Welcome back to the Kinder Club blog! Each week we will focus on an early literacy concept and share fun stories, activities and tips to help reinforce a variety of kindergarten readiness skills.

This week’s concept is patterns!

Patterns are any set of shapes, numbers, letters or objects that are repeated. For example, the squares on a Checkers board and the stripes on a blanket are both patterns. Patterns are an essential building block for higher level math concepts such as skip counting (5, 10, 15, etc.), prediction, problem solving and algebraic reasoning.

Look at the image below. Can you name all the objects in each row? What color are the objects? Look at the top row. Do you know what color smiley face should go in the question mark box? Great! Now, let’s try the second row. Which shape should go in the question mark box for that row? Awesome! Ready for a tricky one? Look at the bottom row with the tigers and flamingos. Do we need to put a tiger or a flamingo in the box to complete the pattern? Should it be large or small?

Click on the video below to watch Mrs. K. share a fun story about Lu and her friends looking for patterns in their daily activities. Patterns are everywhere in our story. How many can you find? Can you finish the following patterns from our story? (It’s ok if you can’t remember the patterns. Feel free to watch the video again to find the answers).
Pitter, pitter, _______! Pitter, pitter, ________!
Boot, boot, ________! Boot, boot, _________!
Milk, apple, cracker, ________! Milk, apple, cracker, ________!
Jump, hop, kick, ________! Jump, hop, kick, _____________!
White sheep, white sheep, _______! White sheep, white sheep, ________!
Bonus: The days of the week make a pattern too! Can you recite the days of the week in the correct order?

Thank you to Greenwillow Books – HarperCollins Publishers for allowing us to share this story with you.

Mrs. K. made some patterns on a caterpillar today using construction paper circles. What else could you use to practice making patterns? Do you have any LEGOs at home? You could use LEGOS in different colors, sizes and shapes to make patterns. You could also make a pattern friendship bracelet using different color beads. I bet if you look around your house (inside and outside) you will find many things that make a pattern.

If you picked up a Kinder Club practice packet from the library, have fun completing this week’s activities and stay tuned for our next activity post.

  • Kindergarten Readiness Practice: This week we are taking our kindergarten readiness practice to the kitchen.
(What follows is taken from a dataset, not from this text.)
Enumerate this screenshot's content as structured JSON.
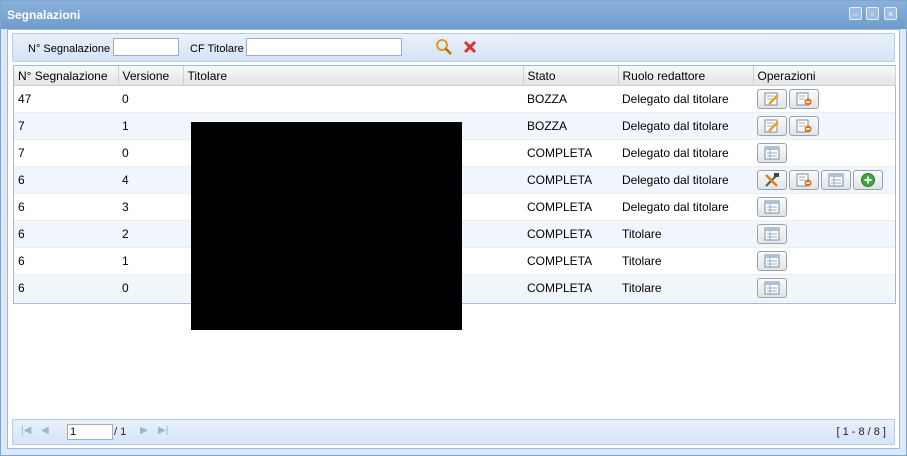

Making patterns using food is always a yummy way to learn! How many patterns can you make during dinner or snack time this week? We’ve provided a few fun ideas for you to try!
    Veggie and fruit kabobs:
    Use whatever veggies and fruit you have on hand
    Toothpicks can be used instead of skewers
    Dessert kabobs:
    Strawberries, blueberries, bananas, chunks of brownies, waffles or angel food cake, marshmallows
    M&Ms, gummy bears, jellybeans
    Remember kitchen time and food prep ALWAYS require adult supervision and permission.